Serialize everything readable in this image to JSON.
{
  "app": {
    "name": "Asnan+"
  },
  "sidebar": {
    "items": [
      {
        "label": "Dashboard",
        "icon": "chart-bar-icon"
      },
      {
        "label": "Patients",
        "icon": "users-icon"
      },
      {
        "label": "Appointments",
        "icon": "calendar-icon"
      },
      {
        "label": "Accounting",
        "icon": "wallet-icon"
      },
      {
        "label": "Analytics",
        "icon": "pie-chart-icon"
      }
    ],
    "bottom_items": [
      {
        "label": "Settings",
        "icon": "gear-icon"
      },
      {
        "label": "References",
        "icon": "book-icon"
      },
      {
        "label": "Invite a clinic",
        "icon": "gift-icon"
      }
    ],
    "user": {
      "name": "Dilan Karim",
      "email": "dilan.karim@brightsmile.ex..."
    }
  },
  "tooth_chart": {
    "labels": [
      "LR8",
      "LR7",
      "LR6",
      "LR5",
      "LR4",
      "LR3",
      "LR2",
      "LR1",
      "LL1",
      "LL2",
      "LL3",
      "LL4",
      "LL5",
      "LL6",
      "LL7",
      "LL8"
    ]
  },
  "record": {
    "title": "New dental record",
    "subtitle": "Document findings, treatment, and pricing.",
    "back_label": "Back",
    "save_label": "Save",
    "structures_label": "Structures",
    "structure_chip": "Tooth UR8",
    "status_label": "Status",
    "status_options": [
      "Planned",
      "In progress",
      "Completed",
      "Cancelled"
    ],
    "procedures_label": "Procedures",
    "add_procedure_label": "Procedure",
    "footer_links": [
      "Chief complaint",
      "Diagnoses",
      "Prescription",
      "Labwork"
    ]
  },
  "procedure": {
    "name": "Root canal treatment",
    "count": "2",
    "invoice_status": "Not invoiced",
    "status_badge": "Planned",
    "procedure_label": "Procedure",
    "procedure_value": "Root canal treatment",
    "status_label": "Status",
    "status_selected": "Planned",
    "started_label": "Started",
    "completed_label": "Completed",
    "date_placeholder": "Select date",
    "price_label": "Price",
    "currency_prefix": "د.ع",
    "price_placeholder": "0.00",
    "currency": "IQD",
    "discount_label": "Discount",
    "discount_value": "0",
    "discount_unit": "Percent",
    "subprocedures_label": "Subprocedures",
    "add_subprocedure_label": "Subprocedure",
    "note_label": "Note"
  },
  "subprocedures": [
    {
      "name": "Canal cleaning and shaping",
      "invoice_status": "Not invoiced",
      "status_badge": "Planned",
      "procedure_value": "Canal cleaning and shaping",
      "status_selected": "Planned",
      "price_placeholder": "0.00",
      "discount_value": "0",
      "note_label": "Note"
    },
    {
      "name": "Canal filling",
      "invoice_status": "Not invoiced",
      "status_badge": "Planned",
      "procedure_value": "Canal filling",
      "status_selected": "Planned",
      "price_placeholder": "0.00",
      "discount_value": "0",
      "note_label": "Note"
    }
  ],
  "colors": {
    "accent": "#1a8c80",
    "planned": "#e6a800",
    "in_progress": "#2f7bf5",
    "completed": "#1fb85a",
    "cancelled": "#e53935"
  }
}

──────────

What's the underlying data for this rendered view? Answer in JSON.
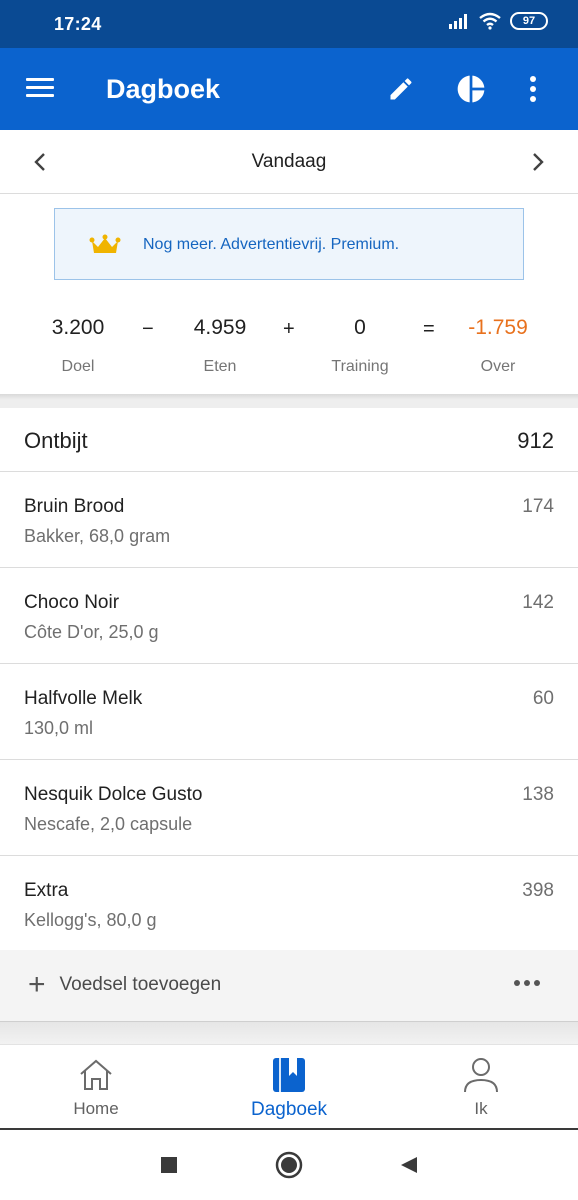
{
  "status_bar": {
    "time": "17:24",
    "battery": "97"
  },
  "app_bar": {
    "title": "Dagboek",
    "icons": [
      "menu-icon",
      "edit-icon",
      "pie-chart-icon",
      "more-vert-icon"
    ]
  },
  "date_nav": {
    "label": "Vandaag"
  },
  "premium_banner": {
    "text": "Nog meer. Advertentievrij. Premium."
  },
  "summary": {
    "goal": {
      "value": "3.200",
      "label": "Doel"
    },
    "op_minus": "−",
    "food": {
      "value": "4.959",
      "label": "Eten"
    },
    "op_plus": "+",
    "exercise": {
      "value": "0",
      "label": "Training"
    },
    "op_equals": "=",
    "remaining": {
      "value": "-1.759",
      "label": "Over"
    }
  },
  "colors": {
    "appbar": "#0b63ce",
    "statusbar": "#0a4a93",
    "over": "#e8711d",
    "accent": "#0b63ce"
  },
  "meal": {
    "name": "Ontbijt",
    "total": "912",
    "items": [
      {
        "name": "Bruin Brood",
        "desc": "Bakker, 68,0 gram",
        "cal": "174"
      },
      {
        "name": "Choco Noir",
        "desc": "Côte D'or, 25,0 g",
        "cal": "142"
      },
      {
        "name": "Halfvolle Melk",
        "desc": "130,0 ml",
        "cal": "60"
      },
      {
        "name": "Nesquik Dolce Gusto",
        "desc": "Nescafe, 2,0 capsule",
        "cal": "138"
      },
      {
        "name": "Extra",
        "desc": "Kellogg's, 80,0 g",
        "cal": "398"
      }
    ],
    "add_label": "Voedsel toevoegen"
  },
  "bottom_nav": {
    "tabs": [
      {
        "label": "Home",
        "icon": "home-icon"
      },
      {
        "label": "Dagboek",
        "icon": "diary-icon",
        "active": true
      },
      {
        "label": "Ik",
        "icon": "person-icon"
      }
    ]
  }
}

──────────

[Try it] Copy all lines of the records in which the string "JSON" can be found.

[Answer to this task]
Serialize everything readable in this image to JSON.
What's the underlying data for this rendered view? Answer in JSON.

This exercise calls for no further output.